### WHAT YOU SHOULD DO:
Among the entries below, how many lines hold "this"? Only the number is wanted.

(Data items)
● ● ● ● ● ● ●
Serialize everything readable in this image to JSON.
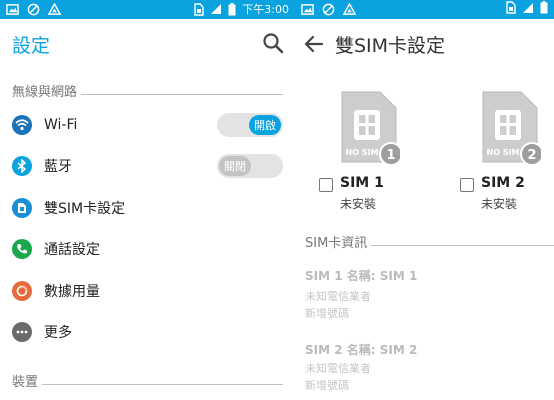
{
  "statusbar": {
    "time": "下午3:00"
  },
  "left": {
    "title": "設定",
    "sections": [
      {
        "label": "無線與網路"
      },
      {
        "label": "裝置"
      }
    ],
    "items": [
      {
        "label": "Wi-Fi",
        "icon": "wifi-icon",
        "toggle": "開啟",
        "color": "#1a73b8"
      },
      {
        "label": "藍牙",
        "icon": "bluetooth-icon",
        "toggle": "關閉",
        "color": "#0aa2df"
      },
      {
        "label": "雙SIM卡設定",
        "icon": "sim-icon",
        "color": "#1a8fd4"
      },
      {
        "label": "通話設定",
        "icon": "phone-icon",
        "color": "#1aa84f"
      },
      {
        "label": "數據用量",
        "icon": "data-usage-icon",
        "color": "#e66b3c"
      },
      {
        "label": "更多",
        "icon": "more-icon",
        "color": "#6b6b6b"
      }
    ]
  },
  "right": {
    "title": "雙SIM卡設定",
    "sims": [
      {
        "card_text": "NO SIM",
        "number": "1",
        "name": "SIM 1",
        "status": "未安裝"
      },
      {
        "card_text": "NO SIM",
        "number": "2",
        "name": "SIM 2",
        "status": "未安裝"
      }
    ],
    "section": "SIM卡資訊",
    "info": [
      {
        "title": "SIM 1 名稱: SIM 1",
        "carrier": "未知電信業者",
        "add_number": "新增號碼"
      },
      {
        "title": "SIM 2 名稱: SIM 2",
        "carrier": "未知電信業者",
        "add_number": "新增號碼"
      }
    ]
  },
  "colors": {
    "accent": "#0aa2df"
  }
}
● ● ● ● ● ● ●
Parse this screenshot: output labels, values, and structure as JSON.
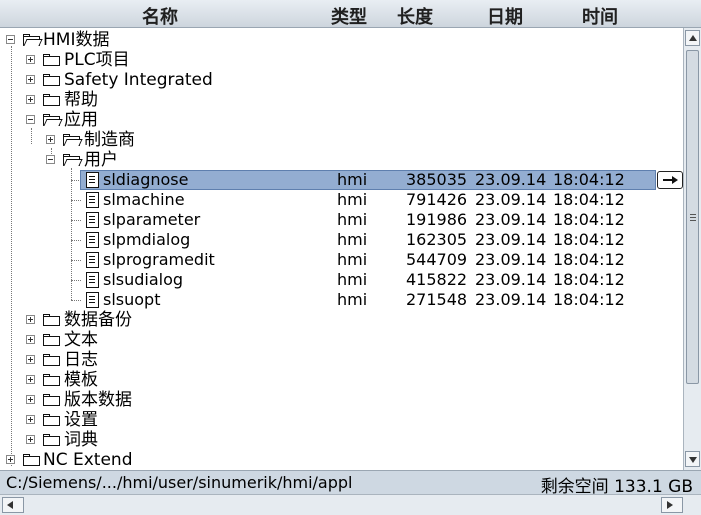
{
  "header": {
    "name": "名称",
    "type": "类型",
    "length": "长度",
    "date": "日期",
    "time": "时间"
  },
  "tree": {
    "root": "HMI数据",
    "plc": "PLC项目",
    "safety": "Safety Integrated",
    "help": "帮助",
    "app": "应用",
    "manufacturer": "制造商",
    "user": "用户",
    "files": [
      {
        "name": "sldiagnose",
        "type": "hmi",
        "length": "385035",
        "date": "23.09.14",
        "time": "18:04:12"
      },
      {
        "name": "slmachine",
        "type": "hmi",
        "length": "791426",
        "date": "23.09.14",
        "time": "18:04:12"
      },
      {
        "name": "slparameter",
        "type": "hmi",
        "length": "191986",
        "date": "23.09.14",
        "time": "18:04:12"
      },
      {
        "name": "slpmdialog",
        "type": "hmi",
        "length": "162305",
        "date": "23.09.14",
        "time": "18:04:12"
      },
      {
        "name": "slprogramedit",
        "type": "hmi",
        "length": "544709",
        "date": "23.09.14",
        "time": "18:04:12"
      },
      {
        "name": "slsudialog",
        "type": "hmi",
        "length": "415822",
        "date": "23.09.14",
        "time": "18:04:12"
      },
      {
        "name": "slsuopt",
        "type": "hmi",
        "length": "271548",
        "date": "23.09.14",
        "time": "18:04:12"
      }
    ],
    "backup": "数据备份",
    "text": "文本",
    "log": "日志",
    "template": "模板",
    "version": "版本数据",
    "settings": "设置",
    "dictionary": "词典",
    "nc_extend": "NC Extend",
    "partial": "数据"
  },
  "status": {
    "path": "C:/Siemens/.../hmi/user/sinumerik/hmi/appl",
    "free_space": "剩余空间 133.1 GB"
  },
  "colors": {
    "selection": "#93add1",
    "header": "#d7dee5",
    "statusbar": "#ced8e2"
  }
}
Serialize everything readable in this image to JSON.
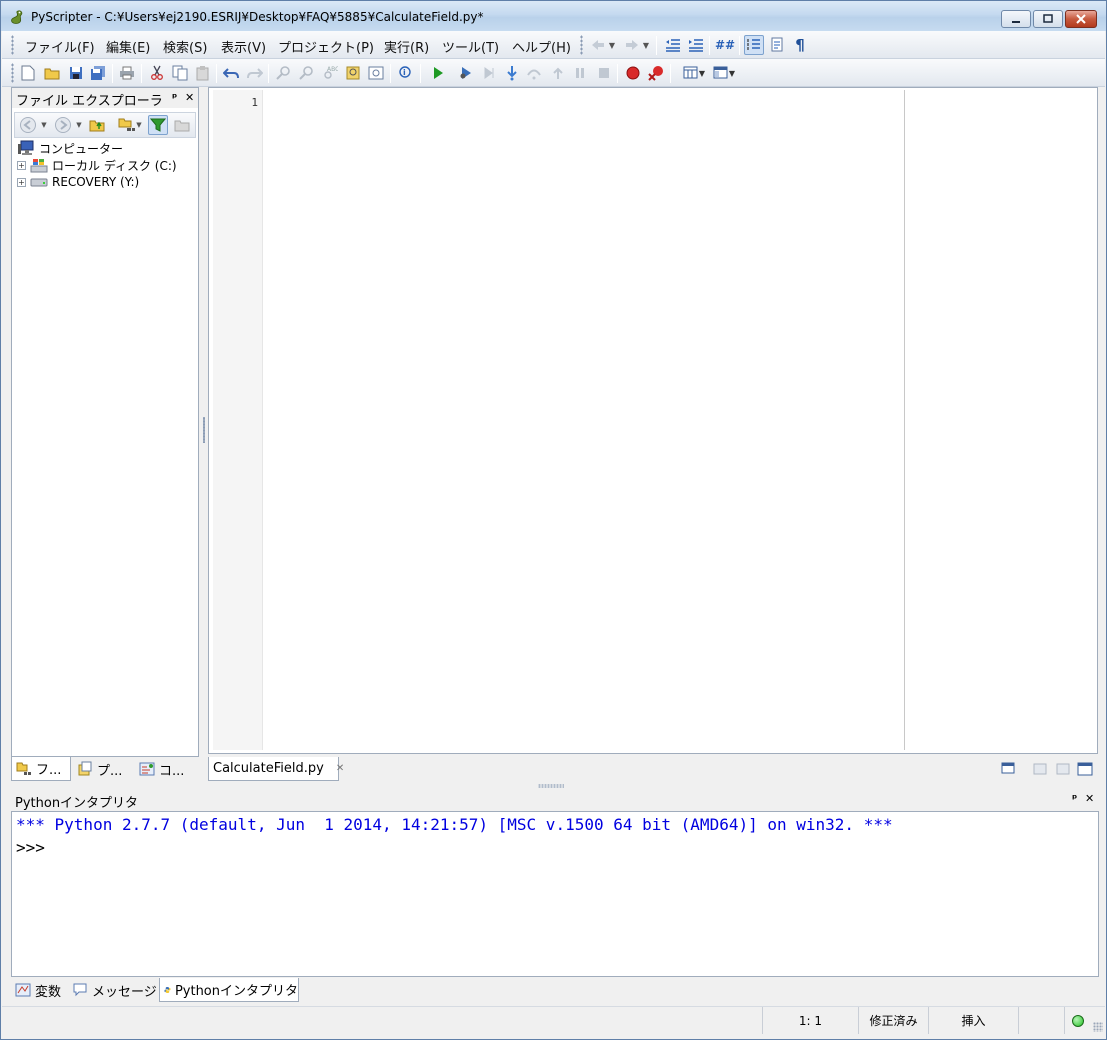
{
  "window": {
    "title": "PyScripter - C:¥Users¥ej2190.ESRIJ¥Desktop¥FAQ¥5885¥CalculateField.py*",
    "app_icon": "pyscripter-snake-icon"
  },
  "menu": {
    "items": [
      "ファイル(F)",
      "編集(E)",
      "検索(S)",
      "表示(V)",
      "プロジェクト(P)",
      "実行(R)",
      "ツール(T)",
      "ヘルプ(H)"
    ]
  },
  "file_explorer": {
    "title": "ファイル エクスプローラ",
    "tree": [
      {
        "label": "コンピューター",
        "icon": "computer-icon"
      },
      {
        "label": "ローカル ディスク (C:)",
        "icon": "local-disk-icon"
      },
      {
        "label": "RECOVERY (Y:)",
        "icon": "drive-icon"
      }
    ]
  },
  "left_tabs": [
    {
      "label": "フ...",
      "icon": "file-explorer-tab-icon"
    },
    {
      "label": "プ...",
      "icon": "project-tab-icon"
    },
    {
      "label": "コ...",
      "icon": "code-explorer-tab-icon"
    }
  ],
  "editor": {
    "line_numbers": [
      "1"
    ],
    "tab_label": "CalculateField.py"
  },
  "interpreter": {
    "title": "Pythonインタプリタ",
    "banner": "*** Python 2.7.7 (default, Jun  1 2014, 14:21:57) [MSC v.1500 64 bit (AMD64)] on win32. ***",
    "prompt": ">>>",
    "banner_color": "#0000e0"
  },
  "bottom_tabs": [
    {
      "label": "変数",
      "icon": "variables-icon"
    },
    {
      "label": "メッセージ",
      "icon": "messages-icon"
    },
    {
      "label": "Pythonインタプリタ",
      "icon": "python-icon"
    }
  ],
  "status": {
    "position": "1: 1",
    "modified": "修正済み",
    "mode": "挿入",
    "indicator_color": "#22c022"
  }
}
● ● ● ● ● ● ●
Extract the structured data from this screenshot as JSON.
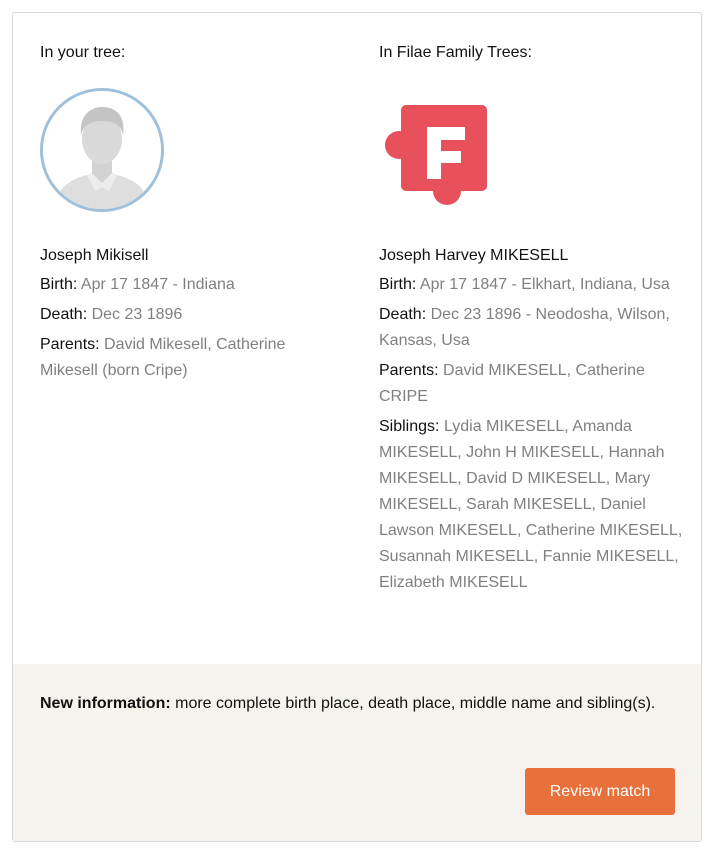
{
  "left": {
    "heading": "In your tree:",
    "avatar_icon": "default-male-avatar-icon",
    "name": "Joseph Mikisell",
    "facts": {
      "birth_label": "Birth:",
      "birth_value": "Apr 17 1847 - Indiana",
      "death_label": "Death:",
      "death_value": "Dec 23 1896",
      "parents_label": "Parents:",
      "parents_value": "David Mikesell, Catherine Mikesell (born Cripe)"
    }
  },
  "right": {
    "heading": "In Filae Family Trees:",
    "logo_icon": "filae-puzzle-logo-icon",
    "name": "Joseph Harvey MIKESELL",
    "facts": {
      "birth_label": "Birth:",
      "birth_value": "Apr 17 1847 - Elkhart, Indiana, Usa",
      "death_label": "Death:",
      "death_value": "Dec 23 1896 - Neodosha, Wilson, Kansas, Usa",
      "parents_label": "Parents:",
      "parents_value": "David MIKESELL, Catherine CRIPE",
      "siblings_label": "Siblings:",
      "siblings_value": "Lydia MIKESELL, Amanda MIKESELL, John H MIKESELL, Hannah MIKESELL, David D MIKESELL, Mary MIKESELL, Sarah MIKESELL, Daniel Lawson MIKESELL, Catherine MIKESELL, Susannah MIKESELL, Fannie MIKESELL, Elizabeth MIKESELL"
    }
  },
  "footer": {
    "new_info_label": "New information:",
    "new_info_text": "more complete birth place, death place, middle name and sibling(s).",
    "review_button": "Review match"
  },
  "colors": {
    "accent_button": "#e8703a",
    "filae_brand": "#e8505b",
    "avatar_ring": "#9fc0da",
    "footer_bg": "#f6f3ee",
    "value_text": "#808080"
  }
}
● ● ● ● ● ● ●
### RESPONSE BELOW:
4